"The FEC is responsible for protecting voters' right to know how politicians are raising and spending money, but the FEC has abdicated its responsibilities for years — particularly when it comes to enforcing the law against the Trump campaign — so the FEC's deadlock over the campaign's massive concealment scheme is shameful but not surprising," Adav Noti, the CLC's legal director, told Insider.
An FEC action in the case could have resulted in severe penalties for the Trump campaign. Rep. Mark Pocan, D-Wis., estimated that the penalties could be in the hundreds of millions.
"If Mr. Kushner's American Made Media Consultants did in fact spend $617 million as reported, he and his associates — which include additional Trump family members as well as the Vice President's nephew — could face penalties amounting to more than one billion dollars," Pocan wrote in a letter to the Justice Department and the FEC in December 2020.

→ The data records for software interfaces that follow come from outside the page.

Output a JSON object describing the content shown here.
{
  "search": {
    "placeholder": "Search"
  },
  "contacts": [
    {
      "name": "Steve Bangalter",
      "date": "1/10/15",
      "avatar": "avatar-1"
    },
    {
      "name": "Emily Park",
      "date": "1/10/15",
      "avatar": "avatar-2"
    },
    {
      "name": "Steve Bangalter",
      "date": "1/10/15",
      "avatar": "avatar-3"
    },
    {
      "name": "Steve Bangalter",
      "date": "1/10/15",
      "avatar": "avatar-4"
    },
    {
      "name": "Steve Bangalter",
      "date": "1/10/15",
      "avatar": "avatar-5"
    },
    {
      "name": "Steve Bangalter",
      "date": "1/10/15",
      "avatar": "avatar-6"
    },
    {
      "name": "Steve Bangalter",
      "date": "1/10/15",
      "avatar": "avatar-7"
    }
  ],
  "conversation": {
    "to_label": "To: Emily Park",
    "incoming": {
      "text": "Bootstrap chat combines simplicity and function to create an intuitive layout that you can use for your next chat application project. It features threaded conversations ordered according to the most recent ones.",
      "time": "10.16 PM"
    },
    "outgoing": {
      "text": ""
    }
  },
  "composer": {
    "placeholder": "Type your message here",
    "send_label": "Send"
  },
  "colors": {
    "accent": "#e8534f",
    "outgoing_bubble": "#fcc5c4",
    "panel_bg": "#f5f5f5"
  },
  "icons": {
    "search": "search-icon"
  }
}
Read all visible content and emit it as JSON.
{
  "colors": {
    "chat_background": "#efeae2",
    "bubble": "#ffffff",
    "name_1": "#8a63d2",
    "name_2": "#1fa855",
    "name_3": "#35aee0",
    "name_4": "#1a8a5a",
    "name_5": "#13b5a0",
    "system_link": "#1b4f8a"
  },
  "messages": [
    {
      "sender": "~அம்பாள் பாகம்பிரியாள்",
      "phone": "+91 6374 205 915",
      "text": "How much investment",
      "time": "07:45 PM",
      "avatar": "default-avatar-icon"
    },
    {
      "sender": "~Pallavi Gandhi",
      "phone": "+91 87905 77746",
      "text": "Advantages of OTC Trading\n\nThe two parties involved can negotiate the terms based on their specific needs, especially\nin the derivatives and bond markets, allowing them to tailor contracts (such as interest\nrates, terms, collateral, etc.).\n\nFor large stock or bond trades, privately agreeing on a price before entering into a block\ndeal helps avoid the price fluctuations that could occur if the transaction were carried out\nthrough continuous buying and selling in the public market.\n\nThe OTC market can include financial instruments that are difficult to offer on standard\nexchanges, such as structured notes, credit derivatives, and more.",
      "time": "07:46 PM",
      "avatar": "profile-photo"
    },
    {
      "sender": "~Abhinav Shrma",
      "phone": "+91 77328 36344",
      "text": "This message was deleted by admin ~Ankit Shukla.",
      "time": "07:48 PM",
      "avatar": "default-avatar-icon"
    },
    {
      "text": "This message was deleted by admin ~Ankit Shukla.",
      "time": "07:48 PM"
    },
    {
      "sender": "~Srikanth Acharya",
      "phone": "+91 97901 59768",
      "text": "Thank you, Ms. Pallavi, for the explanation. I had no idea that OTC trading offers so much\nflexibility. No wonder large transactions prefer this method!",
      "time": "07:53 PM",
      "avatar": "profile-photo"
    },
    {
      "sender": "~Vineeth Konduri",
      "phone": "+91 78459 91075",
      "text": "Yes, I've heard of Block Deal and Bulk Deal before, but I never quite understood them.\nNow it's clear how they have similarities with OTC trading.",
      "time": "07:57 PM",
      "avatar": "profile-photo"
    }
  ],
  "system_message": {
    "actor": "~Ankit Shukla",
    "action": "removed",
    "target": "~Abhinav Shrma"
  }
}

Reps. Ted Lieu, D-Calif., and Kathleen Rice, D-N.Y., both of whom are former federal prosecutors, also called on the FBI to investigate the scheme, noting that violations of the campaign finance law over $25,000 are felonies punishable by up to five years in prison.
"As former prosecutors, we know that this behavior, if true, violates multiple laws," the lawmakers wrote, pressing the FBI for an investigation into whether "Kushner and members of the Trump family have violated federal campaign funding or other statutes."